Provide clear direction and purpose
Millennials are a generation that has had access to information like no other, and this means they are also inquisitive like no other. This means they will often question what they are doing when it is not immediately apparent that it serves a meaningful purpose. This can be misinterpreted as lacking in work ethic or as insubordination, when it really comes from a place of wanting to better understand the purpose. Obviously, this can mean different things for different people, but how the work is communicated and positioned is everything. Namely, people need a purpose and they need to know their work matters. It’s not always easy to do, but it needs to be defined and communicated thoughtfully in order to get an employee’s buy-in. The natural outcome is likely to be passionate and harder-working employees who are very likely to outperform the generations that have gone before them.
In my experience, there is a large percentage of the workforce that wants nothing to do with public recognition for a job well done (myself included, I once had a manager who took great pleasure in putting people on the spot publicly, for an introvert its the very definition of worst nightmare). What people and employees do need is some sort of acknowledgement that their work matters and is valued.
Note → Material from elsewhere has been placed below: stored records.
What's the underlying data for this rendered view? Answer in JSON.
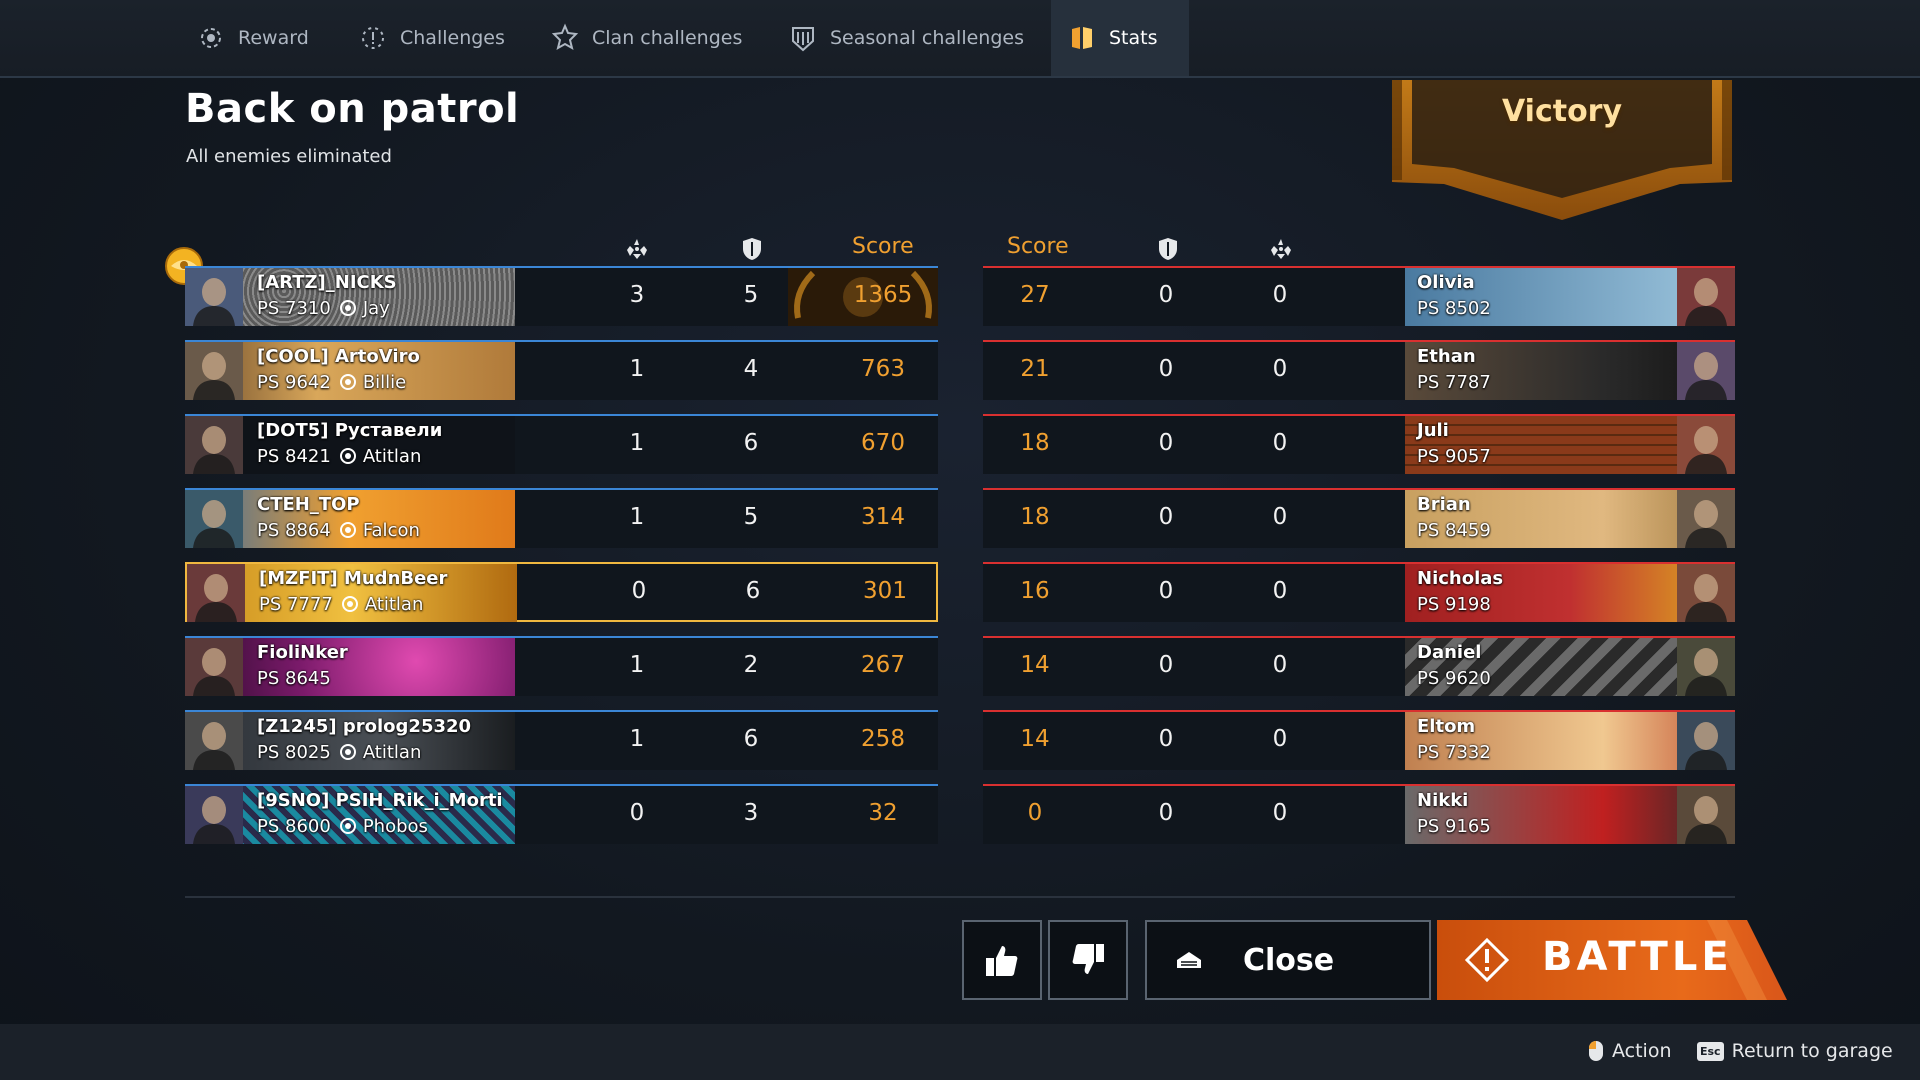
{
  "tabs": [
    {
      "label": "Reward",
      "icon": "reward-icon"
    },
    {
      "label": "Challenges",
      "icon": "challenges-icon"
    },
    {
      "label": "Clan challenges",
      "icon": "clan-challenges-icon"
    },
    {
      "label": "Seasonal challenges",
      "icon": "seasonal-challenges-icon"
    },
    {
      "label": "Stats",
      "icon": "stats-icon",
      "active": true
    }
  ],
  "header": {
    "title": "Back on patrol",
    "subtitle": "All enemies eliminated",
    "result": "Victory"
  },
  "columns": {
    "score_left": "Score",
    "score_right": "Score"
  },
  "team_left": [
    {
      "name": "[ARTZ]_NICKS",
      "ps": "PS 7310",
      "clan_icon": "crosshair-icon",
      "clan": "Jay",
      "kills": "3",
      "assists": "5",
      "score": "1365",
      "top": true
    },
    {
      "name": "[COOL] ArtoViro",
      "ps": "PS 9642",
      "clan_icon": "grid-badge-icon",
      "clan": "Billie",
      "kills": "1",
      "assists": "4",
      "score": "763"
    },
    {
      "name": "[DOT5] Руставели",
      "ps": "PS 8421",
      "clan_icon": "gear-icon",
      "clan": "Atitlan",
      "kills": "1",
      "assists": "6",
      "score": "670"
    },
    {
      "name": "CTEH_TOP",
      "ps": "PS 8864",
      "clan_icon": "ring-icon",
      "clan": "Falcon",
      "kills": "1",
      "assists": "5",
      "score": "314"
    },
    {
      "name": "[MZFIT] MudnBeer",
      "ps": "PS 7777",
      "clan_icon": "gear-icon",
      "clan": "Atitlan",
      "kills": "0",
      "assists": "6",
      "score": "301",
      "me": true
    },
    {
      "name": "FioliNker",
      "ps": "PS 8645",
      "clan_icon": "",
      "clan": "",
      "kills": "1",
      "assists": "2",
      "score": "267"
    },
    {
      "name": "[Z1245] prolog25320",
      "ps": "PS 8025",
      "clan_icon": "gear-icon",
      "clan": "Atitlan",
      "kills": "1",
      "assists": "6",
      "score": "258"
    },
    {
      "name": "[9SNO] PSIH_Rik_i_Morti",
      "ps": "PS 8600",
      "clan_icon": "mask-icon",
      "clan": "Phobos",
      "kills": "0",
      "assists": "3",
      "score": "32"
    }
  ],
  "team_right": [
    {
      "name": "Olivia",
      "ps": "PS 8502",
      "score": "27",
      "assists": "0",
      "kills": "0"
    },
    {
      "name": "Ethan",
      "ps": "PS 7787",
      "score": "21",
      "assists": "0",
      "kills": "0"
    },
    {
      "name": "Juli",
      "ps": "PS 9057",
      "score": "18",
      "assists": "0",
      "kills": "0"
    },
    {
      "name": "Brian",
      "ps": "PS 8459",
      "score": "18",
      "assists": "0",
      "kills": "0"
    },
    {
      "name": "Nicholas",
      "ps": "PS 9198",
      "score": "16",
      "assists": "0",
      "kills": "0"
    },
    {
      "name": "Daniel",
      "ps": "PS 9620",
      "score": "14",
      "assists": "0",
      "kills": "0"
    },
    {
      "name": "Eltom",
      "ps": "PS 7332",
      "score": "14",
      "assists": "0",
      "kills": "0"
    },
    {
      "name": "Nikki",
      "ps": "PS 9165",
      "score": "0",
      "assists": "0",
      "kills": "0"
    }
  ],
  "actions": {
    "close_label": "Close",
    "battle_label": "BATTLE"
  },
  "footer": {
    "action_label": "Action",
    "return_key": "Esc",
    "return_label": "Return to garage"
  },
  "colors": {
    "accent": "#f0a030",
    "team_left": "#3b86d6",
    "team_right": "#d93030",
    "battle": "#e86a1a"
  }
}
Millennials live in a world of instant feedback, Facebook & Instagram provides an avenue for continuous feedback which has created a psychological expectation to receive this in real life too. Most of the time, a simple smile and a “Thank You” from their manager is all that matters. Other times, it’s something else. Get to know your employees on a personal level and find out how they liked to be recognised and respect their answers.
Offer variety and learning opportunities
Millennials don’t want to be doing the same job, day in and day out, for the next, five years, three years or even ONE year. While promotions are fantastic motivators for Millennials, not every company can provide for these opportunities. Instead, focus on learning opportunities and career development skills on a regular basis. In fact in a recent study commissioned by PWC, career progression is the number one priority for Millennials in the workplace. In the same study, 52% of the respondents said this was the main motivation for choosing an employer, coming ahead of a competitive salary in second place (44%).
Learning & career development opportunities can take many forms. The goal is to be an organisation that promotes learning both formally and informally. Opportunities such as conferences, online courses, workshops, webinars & acting opportunities are all welcome by Millennials.
Work-life balance is a top priority
In the same study by PwC, a whopping 95% of Millennials say that work-life balance is important to them. For younger workers, success is defined by having control over when and how they work and collecting life experiences – both of which can only be achieved by having a healthy balance between work time and personal time. They work hard, but they are not into the sixty hour work weeks defined by the Baby Boomers. Home, family, spending time with the children and families, are priorities.
Reports have monthly due dates. Jobs have fairly regular hours. Certain activities are scheduled every day. Meetings have agendas and minutes. Goals are clearly stated and progress is assessed. Define the success factors, Millennials don’t need to be micromanaged but they do need to know your expectations.
Provide a fun, employee-centered workplace
Millennials want to enjoy their work. They want to enjoy their workplace. They want to make friends in their workplace. Worry if your Millennial employees aren’t laughing, going out with workplace friends for lunch, and helping plan the next company event or committee. Make it a habit to evaluate morale in your workplace; if it’s suffering, a break for fun can lift spirits and boost success. Give your team a chance to enjoy themselves; it’ll undoubtedly create a friendlier, happier, and all-around healthier environment for everyone.